Exercise brief
Which lines in the data below contain the word "label"? Pull each of them out.

Input data
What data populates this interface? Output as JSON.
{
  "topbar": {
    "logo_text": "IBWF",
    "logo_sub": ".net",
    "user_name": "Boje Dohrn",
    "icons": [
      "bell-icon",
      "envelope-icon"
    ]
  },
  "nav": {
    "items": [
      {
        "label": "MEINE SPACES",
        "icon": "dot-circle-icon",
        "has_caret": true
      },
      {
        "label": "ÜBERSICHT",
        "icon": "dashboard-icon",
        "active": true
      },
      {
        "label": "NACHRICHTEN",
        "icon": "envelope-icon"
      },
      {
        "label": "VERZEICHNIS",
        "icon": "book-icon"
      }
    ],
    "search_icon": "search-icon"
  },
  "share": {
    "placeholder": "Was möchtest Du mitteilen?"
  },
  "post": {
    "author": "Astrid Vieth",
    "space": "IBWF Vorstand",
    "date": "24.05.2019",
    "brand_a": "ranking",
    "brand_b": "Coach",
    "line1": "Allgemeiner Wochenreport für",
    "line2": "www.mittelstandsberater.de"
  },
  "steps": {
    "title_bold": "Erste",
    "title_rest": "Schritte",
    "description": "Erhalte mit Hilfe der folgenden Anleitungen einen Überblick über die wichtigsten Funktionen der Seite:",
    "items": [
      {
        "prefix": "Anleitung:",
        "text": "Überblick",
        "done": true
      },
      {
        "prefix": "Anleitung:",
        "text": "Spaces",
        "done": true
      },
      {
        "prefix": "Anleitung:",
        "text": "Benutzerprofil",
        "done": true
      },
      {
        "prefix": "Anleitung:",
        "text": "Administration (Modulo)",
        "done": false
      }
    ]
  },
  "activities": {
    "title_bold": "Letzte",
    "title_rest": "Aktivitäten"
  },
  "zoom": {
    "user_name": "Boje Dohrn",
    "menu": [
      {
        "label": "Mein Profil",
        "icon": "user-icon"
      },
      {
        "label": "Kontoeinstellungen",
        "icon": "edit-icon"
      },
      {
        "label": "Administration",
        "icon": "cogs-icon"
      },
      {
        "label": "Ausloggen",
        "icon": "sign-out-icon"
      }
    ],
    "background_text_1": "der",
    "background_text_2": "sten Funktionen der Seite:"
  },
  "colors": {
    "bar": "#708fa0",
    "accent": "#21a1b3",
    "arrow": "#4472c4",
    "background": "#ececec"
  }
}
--
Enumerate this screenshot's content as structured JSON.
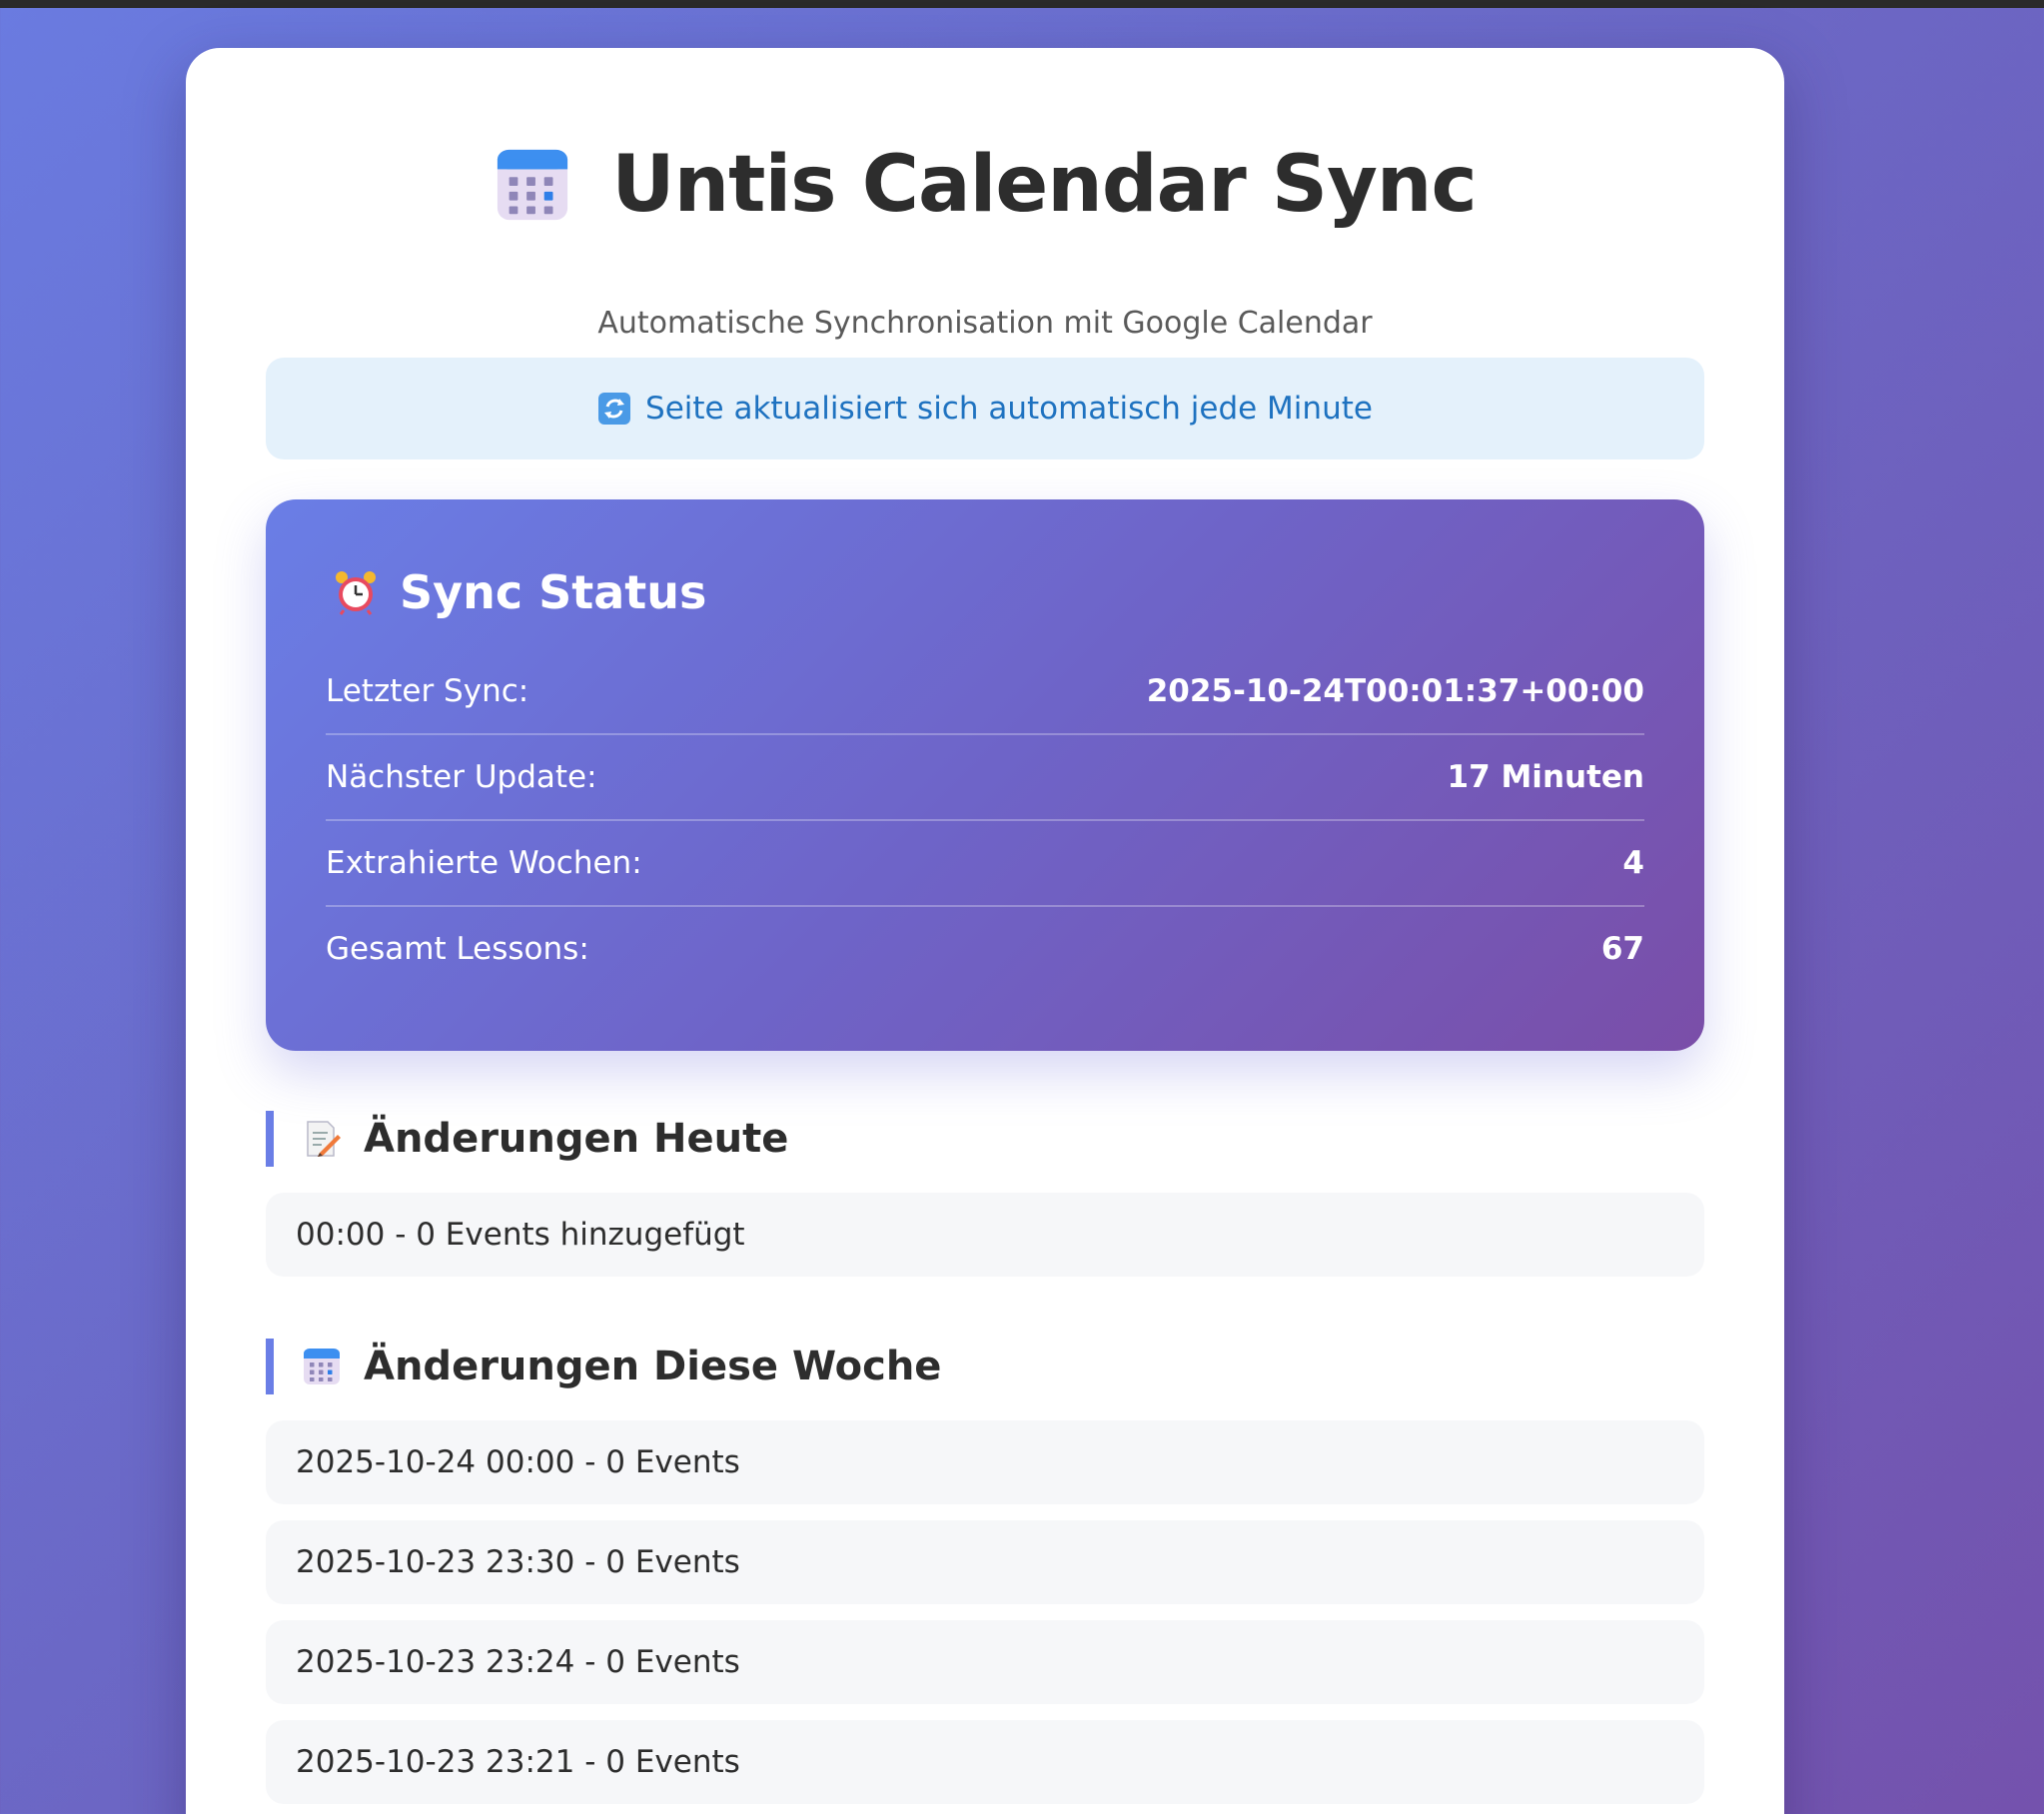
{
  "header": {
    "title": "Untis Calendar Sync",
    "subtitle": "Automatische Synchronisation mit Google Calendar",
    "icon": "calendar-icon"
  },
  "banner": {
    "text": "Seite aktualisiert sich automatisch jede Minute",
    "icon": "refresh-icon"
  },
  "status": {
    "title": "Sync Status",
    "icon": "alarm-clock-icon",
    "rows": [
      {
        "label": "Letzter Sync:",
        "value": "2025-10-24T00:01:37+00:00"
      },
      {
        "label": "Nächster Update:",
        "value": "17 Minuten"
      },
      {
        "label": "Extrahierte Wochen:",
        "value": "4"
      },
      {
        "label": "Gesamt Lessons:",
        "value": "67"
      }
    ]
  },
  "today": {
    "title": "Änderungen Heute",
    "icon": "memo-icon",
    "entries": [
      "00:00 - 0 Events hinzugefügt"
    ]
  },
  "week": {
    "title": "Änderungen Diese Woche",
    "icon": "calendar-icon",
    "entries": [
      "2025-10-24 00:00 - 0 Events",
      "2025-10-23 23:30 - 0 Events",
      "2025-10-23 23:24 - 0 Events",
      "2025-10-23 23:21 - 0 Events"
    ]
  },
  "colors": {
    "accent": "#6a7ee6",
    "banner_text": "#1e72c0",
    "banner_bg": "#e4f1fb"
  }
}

Solution to the problem
        "label": "MEINE SPACES",
        "label": "ÜBERSICHT",
        "label": "NACHRICHTEN",
        "label": "VERZEICHNIS",
        "label": "Mein Profil",
        "label": "Kontoeinstellungen",
        "label": "Administration",
        "label": "Ausloggen",
        "label": "Letzter Sync:",
        "label": "Nächster Update:",
        "label": "Extrahierte Wochen:",
        "label": "Gesamt Lessons:",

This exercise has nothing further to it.